Tajha Chappellet-Lanier here, thinking about the people we turn to when we need support with our health. For residents of the wild, winding coastline that is Big Sur, that often means the Big Sur Health Center.
The nonprofit rural Health Center was founded in 1979 and has provided preventative and urgent medical care for Big Sur’s residents, workers and visitors ever since. Like any other entity on this coast, the Health Center is no stranger to disasters along the lines of wildfires, floods, road slides and more. “My husband says that I live from one crisis to the next,” executive director Sharen Carey says, wryly. “Because it has been every few years there’s a new crisis.”
But Covid is a little different. For one, it pushed the clinic to implement new in-person visit protocols, start performing Covid tests as the capacity for that emerged and, now, start vaccinations. It also, for the first time, persuaded the Health Center to experiment with telehealth phone and video visits. Carey says the clinic plans to continue offering telehealth to patients who prefer that option.

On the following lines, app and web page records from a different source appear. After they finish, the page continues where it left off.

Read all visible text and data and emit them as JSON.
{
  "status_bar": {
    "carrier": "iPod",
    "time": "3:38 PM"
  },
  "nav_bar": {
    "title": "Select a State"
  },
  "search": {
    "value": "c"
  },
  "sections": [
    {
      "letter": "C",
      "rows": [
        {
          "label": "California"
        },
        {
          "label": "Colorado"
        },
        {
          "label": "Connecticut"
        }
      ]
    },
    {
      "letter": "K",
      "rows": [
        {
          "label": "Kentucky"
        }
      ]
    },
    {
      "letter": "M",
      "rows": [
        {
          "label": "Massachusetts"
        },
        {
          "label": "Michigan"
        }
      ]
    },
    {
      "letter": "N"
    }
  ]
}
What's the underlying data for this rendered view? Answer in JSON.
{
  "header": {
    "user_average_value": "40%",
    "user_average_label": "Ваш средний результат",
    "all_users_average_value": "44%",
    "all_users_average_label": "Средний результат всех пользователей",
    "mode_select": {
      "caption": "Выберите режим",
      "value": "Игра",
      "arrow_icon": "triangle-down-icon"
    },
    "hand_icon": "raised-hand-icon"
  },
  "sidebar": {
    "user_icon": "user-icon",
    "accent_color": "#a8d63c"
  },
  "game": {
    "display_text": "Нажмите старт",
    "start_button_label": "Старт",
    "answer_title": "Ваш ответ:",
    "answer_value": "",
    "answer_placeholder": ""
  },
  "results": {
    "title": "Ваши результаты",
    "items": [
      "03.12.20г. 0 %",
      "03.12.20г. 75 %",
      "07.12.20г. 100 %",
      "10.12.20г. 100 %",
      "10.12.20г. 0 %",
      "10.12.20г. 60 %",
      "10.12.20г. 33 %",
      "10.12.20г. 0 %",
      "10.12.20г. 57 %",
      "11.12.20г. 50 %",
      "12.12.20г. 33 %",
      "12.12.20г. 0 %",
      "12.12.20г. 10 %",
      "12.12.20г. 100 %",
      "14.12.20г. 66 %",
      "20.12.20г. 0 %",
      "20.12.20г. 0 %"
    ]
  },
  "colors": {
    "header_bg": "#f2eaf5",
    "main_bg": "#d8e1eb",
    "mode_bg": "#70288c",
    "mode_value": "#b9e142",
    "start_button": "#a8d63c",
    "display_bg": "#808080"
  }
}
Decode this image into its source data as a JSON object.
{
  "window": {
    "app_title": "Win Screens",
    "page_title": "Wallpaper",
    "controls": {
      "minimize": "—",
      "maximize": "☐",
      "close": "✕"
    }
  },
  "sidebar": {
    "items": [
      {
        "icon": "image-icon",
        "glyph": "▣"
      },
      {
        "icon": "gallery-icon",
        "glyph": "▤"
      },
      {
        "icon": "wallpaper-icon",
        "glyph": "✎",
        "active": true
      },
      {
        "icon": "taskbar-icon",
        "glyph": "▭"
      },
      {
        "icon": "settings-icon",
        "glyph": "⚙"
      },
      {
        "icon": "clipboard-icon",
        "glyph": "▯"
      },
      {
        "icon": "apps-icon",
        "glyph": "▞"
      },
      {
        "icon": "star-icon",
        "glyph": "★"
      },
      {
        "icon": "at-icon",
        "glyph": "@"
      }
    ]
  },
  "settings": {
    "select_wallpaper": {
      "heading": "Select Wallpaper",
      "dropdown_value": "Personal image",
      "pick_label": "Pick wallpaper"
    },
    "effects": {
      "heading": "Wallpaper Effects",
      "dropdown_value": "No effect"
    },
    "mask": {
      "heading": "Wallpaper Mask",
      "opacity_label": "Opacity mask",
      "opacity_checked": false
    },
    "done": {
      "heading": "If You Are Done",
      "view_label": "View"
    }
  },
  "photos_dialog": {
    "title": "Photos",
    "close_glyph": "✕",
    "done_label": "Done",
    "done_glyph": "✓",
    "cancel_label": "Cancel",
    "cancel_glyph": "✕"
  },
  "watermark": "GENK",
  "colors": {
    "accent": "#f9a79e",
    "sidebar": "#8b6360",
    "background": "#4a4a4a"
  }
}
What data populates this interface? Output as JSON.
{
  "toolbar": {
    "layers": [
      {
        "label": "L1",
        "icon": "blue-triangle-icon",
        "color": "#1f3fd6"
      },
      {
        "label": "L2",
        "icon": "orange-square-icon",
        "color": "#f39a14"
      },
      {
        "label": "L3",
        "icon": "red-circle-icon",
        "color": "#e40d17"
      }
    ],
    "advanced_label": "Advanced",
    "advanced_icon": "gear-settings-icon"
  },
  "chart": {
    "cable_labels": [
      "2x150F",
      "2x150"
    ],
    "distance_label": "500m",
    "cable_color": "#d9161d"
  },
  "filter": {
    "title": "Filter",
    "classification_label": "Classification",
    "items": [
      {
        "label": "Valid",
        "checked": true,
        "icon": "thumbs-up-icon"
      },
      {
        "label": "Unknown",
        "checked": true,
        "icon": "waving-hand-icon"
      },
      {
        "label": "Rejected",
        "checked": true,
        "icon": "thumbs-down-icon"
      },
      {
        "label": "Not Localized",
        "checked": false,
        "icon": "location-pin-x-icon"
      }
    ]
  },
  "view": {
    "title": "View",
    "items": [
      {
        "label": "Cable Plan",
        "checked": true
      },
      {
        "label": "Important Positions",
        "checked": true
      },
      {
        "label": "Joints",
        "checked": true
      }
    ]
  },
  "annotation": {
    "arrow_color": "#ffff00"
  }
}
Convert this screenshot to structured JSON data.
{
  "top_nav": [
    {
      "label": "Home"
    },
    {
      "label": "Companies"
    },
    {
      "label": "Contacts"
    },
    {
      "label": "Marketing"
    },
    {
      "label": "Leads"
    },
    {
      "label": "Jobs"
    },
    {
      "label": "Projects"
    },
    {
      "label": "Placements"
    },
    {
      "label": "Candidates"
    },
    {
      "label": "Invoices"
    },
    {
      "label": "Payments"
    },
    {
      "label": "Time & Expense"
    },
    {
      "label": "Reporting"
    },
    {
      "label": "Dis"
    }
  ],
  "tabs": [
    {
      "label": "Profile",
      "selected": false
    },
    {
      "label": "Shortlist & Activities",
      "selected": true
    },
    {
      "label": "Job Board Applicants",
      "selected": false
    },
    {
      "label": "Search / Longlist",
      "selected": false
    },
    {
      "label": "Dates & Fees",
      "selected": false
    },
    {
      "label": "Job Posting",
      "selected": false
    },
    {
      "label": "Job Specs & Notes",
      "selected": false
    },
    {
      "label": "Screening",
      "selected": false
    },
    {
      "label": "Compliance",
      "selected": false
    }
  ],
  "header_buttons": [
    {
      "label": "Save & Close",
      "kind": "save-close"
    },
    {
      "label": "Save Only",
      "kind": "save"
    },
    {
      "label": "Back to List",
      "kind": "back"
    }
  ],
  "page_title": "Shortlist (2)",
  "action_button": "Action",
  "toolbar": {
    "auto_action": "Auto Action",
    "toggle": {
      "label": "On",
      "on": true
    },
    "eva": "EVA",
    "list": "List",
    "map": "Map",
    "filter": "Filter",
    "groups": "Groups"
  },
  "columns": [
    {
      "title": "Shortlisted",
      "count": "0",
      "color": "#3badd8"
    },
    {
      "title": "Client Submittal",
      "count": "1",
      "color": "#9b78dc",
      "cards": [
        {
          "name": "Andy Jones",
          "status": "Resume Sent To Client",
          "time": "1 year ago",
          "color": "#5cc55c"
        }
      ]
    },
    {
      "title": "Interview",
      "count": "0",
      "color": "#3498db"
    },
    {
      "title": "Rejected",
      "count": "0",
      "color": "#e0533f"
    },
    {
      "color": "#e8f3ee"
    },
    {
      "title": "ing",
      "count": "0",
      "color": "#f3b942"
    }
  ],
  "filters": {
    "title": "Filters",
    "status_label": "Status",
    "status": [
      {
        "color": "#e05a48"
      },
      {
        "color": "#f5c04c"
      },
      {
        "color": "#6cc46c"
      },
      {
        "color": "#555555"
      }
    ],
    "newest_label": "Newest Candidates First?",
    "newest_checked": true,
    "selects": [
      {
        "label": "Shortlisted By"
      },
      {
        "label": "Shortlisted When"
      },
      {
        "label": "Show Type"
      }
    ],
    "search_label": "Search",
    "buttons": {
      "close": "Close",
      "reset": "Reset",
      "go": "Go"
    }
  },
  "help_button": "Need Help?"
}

The pandemic has also impacted BSHC’s bottom line. “By all statistics reported by marketing firms, we shouldn’t even be in business at this point,” Carey says. “They’ve said that it takes a population of about 5,000 to be able to support one full-time provider.” Big Sur’s population, meanwhile, is “guesstimated” at about 2,000. In that context, it adds up that, according to fundraising materials, the nonprofit makes just 34 percent of its income from fees for service. The rest comes from donations, grants and fundraisers. “A lot of our contributions come from organizations that hold events and then give us a certain amount of money in the form of grants,” Carey says. These include the Big Sur Marathon, Big Sur Food and Wine, and more.
Due to Covid, however, many of these events aren’t happening. The clinic’s biggest annual fundraiser, the Big Sur Foragers Festival, did happen—but virtually. That was a “fairly serious” difference, Carey says. All told, in 2020, the Health Center lost $164,000 in expected grants and donations due to the fact that the events that support these donations were canceled, Carey says. “That’s a significant part of our budget.”
Still, Carey feels positive about the clinic’s ability to survive. As she expected BSHC had fewer small donors in 2020, but large donors were able to make up for it. BSHC also participated in Monterey County Gives! “I am always hopeful,” Carey says. “I cannot believe that it is in the stars that the Health Center should ever close and leave the Big Sur community without healthcare.”
“I had a lovely receptionist one time when I was having a crisis… she just looked at me and she said ‘Sharen, take a deep breath and remember: the Health Center has a life of its own,’” Carey laughs. “That has become my daily mantra. The Health Center has a life of its own.”